## PROBLEM DESCRIPTION
Your answer must be the full set of records, copied exactly, with no pictures in it.

## DATA RECORDS
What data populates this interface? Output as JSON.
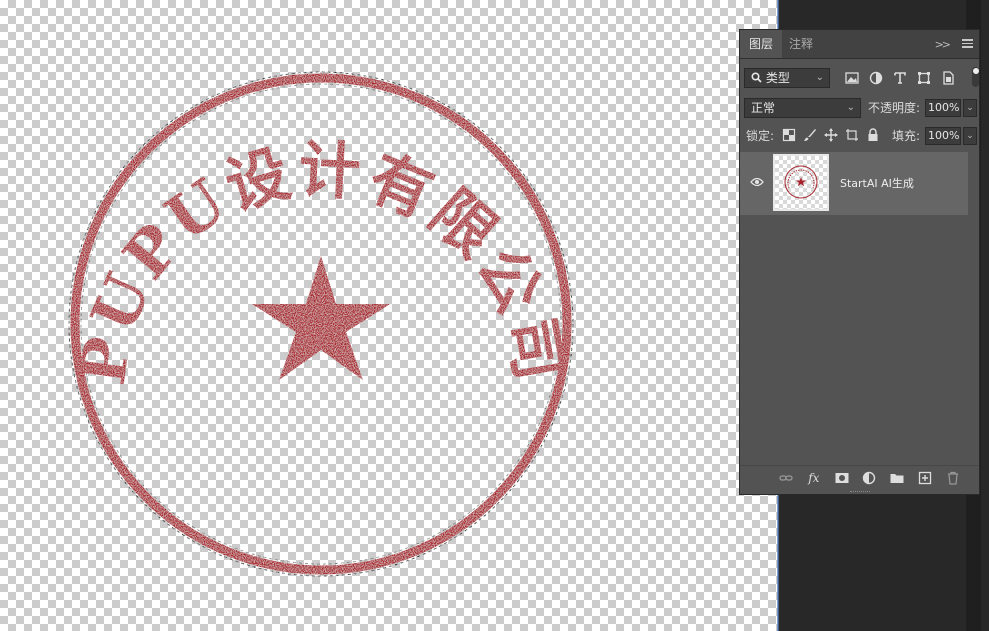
{
  "canvas": {
    "stamp": {
      "arc_text": "PUPU设计有限公司",
      "ink_color": "#a8232b",
      "star_icon": "five-point-star"
    }
  },
  "layers_panel": {
    "tabs": [
      {
        "label": "图层",
        "active": true
      },
      {
        "label": "注释",
        "active": false
      }
    ],
    "tab_more_glyph": ">>",
    "filter": {
      "kind_label": "类型",
      "icons": [
        "image-filter-icon",
        "adjustment-filter-icon",
        "type-filter-icon",
        "shape-filter-icon",
        "smart-object-filter-icon"
      ]
    },
    "blend_mode": "正常",
    "opacity_label": "不透明度:",
    "opacity_value": "100%",
    "lock_label": "锁定:",
    "lock_icons": [
      "lock-transparent-pixels-icon",
      "lock-image-pixels-icon",
      "lock-position-icon",
      "lock-artboard-icon",
      "lock-all-icon"
    ],
    "fill_label": "填充:",
    "fill_value": "100%",
    "layers": [
      {
        "name": "StartAI AI生成",
        "visible": true,
        "selected": true
      }
    ],
    "bottom_icons": [
      "link-layers-icon",
      "fx-icon",
      "add-mask-icon",
      "adjustment-layer-icon",
      "new-group-icon",
      "new-layer-icon",
      "trash-icon"
    ],
    "bottom_fx_label": "fx"
  },
  "colors": {
    "panel_bg": "#535353",
    "tab_bar": "#424242",
    "selected_layer": "#666666",
    "workspace_dark": "#282828"
  }
}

## TASK RESULT
What data populates this interface? Output as JSON.
{
  "canvas": {
    "stamp": {
      "arc_text": "PUPU设计有限公司",
      "ink_color": "#a8232b",
      "star_icon": "five-point-star"
    }
  },
  "layers_panel": {
    "tabs": [
      {
        "label": "图层",
        "active": true
      },
      {
        "label": "注释",
        "active": false
      }
    ],
    "tab_more_glyph": ">>",
    "filter": {
      "kind_label": "类型",
      "icons": [
        "image-filter-icon",
        "adjustment-filter-icon",
        "type-filter-icon",
        "shape-filter-icon",
        "smart-object-filter-icon"
      ]
    },
    "blend_mode": "正常",
    "opacity_label": "不透明度:",
    "opacity_value": "100%",
    "lock_label": "锁定:",
    "lock_icons": [
      "lock-transparent-pixels-icon",
      "lock-image-pixels-icon",
      "lock-position-icon",
      "lock-artboard-icon",
      "lock-all-icon"
    ],
    "fill_label": "填充:",
    "fill_value": "100%",
    "layers": [
      {
        "name": "StartAI AI生成",
        "visible": true,
        "selected": true
      }
    ],
    "bottom_icons": [
      "link-layers-icon",
      "fx-icon",
      "add-mask-icon",
      "adjustment-layer-icon",
      "new-group-icon",
      "new-layer-icon",
      "trash-icon"
    ],
    "bottom_fx_label": "fx"
  },
  "colors": {
    "panel_bg": "#535353",
    "tab_bar": "#424242",
    "selected_layer": "#666666",
    "workspace_dark": "#282828"
  }
}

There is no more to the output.